ConocoPhillips acquires stake in North Slope development from Anadarko. ConocoPhillips posted a big $1.58 billion profit for the fourth quarter as the Houston oil giant continues to swing back to a moneymaking venture after the oil bust. But most of those earnings came courtesy of an extra $900 million from the new U.S. tax law and a $337 million settlement with Ecuador. Without those extra dollars, ConocoPhillips still would have earned about $400 million versus a $35 million loss in the final quarter of 2016 for the full year 2017, ConocoPhillips recorded a $900 million loss as it recovers from the oil crash, versus a much larger $3.6 billion loss in 2016. ConocoPhillips said it just paid $400 million to The Woodlands’ Anadarko Petroleum to acquire its 22 percent stake in Alaska’s Western North Slope development. The Houston oil and gas producer also is using its extra profits to give more money back to shareholders, increasing the quarterly dividend from 26.5 cents a share up to 28.5 cents. ConocoPhillips is moving forward with a share buyback program and also announced the pay down of $2.25 billion in debt. “While the outlook for commodity prices has improved, our operating plan remains unchanged and we have already taken clear actions to demonstrate our commitment to maintain discipline and follow our priorities,” said ConocoPhillips Chairman an CEO Ryan Lance. Apart from the $900 million in U.S. tax law benefits and the Ecuadorian settlement from the government’s previous confiscation of assets, Lance attributed most of the profits growth to the rising oil and gas prices worldwide.
Congratulations to Usibelli Coal Mine!
Lincoln sworn in as newest Alaska House member
AP News, Becky Bohrer, February 1, 2018
State offers, then withdraws, help to CBJ on cruise ship lawsuit
Juneau Empire, James Brooks, February 1, 2018
Parish flunks out on oil taxes
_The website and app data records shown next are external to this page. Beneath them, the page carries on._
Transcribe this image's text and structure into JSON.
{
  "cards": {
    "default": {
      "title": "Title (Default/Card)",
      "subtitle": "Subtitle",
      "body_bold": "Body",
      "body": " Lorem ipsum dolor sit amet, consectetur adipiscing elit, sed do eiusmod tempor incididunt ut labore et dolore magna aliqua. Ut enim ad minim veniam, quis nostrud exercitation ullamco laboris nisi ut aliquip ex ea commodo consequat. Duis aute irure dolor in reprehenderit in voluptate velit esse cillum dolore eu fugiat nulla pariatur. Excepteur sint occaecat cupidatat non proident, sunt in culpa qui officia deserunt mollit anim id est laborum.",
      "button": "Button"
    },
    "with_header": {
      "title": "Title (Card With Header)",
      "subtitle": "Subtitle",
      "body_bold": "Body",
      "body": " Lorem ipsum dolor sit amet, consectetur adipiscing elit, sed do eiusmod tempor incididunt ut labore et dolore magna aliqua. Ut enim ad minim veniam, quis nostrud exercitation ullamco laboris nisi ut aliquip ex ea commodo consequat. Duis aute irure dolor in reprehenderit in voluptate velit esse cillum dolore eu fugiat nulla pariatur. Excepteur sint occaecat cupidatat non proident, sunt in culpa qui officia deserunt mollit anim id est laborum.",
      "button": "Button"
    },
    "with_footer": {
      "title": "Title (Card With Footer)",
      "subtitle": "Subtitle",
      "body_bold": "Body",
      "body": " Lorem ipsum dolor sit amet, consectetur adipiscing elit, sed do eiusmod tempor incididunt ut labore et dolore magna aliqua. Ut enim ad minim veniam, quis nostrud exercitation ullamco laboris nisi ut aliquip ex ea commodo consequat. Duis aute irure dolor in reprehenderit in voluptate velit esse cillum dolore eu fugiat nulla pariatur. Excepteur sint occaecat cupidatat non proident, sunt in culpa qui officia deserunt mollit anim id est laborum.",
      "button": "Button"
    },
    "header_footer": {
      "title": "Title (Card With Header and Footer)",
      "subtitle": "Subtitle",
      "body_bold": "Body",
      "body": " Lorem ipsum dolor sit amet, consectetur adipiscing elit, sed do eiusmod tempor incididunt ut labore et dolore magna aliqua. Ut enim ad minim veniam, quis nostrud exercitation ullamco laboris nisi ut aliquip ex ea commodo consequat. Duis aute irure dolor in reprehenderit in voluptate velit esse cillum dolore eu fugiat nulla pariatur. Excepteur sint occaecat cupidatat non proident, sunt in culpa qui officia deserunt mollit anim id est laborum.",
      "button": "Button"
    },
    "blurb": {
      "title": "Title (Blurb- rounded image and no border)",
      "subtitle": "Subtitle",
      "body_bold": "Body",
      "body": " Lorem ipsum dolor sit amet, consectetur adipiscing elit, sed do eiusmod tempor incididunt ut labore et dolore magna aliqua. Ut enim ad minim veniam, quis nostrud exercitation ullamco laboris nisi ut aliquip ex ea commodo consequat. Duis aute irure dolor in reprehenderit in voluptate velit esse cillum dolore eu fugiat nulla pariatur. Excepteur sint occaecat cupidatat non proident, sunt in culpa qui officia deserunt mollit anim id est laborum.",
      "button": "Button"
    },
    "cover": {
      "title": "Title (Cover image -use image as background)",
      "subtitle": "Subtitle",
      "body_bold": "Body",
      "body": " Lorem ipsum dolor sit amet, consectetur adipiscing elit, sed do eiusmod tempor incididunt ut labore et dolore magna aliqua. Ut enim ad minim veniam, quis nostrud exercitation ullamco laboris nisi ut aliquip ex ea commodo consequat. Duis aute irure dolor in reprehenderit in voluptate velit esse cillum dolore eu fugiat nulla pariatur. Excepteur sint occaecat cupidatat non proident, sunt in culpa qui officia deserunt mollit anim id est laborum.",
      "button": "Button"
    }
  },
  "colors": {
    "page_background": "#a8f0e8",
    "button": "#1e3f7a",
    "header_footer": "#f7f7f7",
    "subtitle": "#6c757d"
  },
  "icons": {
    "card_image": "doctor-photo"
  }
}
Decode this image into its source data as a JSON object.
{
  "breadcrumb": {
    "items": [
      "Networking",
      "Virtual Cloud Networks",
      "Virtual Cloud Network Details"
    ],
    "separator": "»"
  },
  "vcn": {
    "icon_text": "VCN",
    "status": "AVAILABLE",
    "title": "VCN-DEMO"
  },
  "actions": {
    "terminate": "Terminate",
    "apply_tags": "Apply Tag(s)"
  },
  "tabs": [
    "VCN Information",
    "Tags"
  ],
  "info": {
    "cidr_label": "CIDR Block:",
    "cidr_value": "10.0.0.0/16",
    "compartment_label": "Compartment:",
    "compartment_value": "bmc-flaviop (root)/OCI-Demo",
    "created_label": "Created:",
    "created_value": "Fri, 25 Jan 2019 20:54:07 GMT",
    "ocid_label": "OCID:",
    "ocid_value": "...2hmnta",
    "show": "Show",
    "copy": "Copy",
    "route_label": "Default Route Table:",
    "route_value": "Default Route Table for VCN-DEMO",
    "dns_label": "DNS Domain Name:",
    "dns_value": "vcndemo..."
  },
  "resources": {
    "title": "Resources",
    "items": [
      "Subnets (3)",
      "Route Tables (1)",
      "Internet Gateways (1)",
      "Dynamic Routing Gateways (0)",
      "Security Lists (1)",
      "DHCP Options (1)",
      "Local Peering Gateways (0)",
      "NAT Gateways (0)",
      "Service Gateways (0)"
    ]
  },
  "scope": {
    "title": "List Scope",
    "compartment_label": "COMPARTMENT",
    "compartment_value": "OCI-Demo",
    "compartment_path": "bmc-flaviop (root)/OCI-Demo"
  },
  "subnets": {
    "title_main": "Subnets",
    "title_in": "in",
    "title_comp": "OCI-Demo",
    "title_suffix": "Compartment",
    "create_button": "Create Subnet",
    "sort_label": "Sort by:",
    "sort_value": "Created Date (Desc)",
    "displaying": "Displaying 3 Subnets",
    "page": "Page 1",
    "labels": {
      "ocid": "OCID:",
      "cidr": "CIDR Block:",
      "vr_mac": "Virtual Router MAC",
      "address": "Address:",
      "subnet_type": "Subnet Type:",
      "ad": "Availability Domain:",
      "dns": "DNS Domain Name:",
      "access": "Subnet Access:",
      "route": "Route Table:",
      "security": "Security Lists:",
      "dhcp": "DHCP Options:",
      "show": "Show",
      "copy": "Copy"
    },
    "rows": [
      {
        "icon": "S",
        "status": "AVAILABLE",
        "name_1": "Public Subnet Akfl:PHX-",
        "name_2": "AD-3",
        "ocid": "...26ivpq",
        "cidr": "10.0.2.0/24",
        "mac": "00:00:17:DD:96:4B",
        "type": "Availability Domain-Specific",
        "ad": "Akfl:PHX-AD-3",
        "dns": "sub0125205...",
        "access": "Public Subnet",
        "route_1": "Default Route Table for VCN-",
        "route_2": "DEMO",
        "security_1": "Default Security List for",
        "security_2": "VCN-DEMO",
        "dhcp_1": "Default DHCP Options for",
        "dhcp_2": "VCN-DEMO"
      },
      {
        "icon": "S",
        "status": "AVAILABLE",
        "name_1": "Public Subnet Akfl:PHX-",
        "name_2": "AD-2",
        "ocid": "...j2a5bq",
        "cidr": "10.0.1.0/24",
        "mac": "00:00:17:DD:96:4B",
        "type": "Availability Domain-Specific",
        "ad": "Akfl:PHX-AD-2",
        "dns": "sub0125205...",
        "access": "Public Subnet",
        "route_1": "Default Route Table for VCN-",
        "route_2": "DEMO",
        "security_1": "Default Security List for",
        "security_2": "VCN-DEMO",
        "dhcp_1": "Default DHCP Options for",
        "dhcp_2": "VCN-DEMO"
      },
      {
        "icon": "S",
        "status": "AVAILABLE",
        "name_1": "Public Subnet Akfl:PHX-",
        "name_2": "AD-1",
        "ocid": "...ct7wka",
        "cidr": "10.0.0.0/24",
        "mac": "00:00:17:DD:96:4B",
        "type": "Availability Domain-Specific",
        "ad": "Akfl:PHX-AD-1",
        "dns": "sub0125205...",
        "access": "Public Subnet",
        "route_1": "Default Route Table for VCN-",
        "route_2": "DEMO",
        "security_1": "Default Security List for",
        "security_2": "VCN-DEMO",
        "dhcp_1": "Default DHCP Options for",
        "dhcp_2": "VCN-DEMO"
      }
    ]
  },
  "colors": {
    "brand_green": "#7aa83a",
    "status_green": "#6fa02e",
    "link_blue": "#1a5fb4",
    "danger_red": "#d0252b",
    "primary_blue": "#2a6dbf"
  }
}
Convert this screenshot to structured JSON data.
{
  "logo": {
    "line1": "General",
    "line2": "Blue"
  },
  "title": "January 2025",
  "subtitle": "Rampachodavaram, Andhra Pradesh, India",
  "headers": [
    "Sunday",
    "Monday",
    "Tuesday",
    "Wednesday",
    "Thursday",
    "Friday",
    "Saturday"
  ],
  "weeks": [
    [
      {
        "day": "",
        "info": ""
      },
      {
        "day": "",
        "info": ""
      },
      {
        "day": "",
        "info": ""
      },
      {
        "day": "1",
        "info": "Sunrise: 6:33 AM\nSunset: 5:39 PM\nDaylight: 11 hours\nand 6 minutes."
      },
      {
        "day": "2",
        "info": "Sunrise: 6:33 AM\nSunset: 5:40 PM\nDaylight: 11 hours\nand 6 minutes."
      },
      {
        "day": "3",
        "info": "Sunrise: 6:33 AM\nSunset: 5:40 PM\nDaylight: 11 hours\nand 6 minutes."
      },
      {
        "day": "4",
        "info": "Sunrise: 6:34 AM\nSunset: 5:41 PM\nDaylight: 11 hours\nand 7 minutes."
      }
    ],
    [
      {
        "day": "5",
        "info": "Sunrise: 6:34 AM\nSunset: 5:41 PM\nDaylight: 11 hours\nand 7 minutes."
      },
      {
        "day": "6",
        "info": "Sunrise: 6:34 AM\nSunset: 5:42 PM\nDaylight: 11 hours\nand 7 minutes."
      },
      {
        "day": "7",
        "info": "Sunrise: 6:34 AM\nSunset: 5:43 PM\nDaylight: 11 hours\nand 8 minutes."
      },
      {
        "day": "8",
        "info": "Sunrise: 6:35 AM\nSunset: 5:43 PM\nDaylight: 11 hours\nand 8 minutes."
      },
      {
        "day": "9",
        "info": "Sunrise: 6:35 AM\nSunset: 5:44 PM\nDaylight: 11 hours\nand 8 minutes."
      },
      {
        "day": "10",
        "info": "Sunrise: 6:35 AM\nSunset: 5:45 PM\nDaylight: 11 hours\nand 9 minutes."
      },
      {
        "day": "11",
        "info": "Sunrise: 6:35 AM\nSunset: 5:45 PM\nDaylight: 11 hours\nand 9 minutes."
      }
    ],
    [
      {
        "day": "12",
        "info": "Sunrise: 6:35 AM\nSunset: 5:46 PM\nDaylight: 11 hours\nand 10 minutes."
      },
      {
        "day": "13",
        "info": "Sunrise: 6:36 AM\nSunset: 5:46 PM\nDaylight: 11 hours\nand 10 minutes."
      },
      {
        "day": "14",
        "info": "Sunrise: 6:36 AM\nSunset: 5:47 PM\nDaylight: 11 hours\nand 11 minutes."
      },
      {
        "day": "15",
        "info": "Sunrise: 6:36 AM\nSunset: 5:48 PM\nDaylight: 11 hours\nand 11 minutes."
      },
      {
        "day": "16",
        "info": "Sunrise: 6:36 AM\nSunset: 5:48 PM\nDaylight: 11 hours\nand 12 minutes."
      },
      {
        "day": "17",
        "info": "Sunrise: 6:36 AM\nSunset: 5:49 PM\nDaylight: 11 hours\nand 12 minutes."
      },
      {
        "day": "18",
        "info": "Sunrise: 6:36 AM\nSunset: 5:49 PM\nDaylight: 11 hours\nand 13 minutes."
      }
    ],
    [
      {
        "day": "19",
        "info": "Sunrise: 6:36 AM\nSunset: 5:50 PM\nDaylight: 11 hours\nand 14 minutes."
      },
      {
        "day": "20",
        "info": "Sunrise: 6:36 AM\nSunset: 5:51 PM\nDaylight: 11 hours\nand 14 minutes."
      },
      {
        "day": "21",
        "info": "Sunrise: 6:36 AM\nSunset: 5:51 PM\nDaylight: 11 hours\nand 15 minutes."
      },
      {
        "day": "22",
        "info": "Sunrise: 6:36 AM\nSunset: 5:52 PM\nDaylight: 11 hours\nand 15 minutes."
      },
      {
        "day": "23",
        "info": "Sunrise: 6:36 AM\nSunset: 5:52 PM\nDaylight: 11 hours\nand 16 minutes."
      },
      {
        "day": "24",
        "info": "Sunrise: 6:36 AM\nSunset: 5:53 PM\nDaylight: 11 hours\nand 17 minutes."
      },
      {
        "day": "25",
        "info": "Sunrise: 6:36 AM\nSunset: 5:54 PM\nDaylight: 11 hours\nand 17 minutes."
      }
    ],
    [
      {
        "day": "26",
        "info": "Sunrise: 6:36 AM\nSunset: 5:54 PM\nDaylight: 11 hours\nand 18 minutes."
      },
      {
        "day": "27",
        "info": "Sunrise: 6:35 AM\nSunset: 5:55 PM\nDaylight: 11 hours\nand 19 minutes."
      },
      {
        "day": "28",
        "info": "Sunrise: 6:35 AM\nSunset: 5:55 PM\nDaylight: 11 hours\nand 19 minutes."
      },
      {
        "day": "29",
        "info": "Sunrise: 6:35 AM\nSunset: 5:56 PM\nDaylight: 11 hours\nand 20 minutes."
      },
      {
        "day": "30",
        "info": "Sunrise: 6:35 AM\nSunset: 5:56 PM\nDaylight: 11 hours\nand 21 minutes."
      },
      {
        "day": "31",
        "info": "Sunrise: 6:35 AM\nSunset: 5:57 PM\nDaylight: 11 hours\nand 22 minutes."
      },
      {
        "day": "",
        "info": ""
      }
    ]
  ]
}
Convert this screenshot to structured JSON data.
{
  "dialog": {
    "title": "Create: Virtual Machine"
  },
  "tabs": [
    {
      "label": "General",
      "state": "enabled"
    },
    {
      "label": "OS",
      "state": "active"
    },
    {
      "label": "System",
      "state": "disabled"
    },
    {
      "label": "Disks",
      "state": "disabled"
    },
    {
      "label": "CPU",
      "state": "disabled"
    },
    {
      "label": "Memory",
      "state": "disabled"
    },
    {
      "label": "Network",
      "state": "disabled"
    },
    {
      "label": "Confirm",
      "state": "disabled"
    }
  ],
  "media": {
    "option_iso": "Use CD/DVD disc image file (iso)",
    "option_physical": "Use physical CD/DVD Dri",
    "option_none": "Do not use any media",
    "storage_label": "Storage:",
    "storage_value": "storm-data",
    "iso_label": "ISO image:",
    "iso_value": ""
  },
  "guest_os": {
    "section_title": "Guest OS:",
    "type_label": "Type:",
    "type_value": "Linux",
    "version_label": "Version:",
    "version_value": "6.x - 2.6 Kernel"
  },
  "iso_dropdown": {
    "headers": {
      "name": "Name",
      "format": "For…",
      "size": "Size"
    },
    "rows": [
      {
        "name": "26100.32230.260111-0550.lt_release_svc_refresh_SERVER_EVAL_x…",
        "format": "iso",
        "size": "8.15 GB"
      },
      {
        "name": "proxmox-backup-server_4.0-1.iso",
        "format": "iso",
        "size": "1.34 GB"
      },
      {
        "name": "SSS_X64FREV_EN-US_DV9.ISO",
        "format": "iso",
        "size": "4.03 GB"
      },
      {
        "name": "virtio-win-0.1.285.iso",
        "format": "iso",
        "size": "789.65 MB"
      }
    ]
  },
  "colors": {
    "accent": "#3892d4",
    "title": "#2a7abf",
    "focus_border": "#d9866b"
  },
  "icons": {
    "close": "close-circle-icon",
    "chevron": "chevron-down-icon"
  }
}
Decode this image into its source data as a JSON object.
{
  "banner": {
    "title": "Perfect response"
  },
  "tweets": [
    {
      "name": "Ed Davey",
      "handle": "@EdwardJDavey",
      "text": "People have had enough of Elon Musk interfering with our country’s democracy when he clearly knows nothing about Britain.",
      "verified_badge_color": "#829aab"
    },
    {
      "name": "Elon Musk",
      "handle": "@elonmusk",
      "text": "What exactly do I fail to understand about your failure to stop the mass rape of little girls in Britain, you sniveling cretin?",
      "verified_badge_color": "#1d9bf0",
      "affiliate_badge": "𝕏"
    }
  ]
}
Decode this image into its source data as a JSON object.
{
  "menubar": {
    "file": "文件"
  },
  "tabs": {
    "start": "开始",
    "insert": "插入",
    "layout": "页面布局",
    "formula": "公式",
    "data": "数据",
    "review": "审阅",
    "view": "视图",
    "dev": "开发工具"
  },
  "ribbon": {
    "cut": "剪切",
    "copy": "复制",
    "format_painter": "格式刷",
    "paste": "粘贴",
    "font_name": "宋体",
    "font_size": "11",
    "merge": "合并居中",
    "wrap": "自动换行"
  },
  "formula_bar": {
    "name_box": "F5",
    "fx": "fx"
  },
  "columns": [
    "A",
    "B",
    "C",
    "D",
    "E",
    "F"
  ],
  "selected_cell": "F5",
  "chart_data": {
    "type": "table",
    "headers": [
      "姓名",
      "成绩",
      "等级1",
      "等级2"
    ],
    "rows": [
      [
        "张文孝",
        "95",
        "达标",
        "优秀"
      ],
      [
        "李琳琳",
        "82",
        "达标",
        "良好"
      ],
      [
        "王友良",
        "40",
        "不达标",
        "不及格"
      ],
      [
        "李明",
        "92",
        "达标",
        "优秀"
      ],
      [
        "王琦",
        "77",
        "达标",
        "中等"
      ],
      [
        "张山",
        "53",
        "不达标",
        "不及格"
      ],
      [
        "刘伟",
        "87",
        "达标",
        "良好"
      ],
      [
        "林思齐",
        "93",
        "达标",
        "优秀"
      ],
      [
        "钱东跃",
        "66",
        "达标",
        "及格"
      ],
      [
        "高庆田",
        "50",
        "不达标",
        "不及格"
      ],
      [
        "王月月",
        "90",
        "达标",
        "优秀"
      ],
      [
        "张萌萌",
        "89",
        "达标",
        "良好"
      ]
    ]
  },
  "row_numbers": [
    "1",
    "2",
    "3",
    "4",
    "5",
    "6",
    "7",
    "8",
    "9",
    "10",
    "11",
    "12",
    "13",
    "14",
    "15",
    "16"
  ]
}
Alaska Journal of Commerce, Andrew Jensen, January 31, 2018
ConocoPhillips posts big profit, acquires Alaska stake from Anadarko
Chron, Jordan Blum, February 1, 2018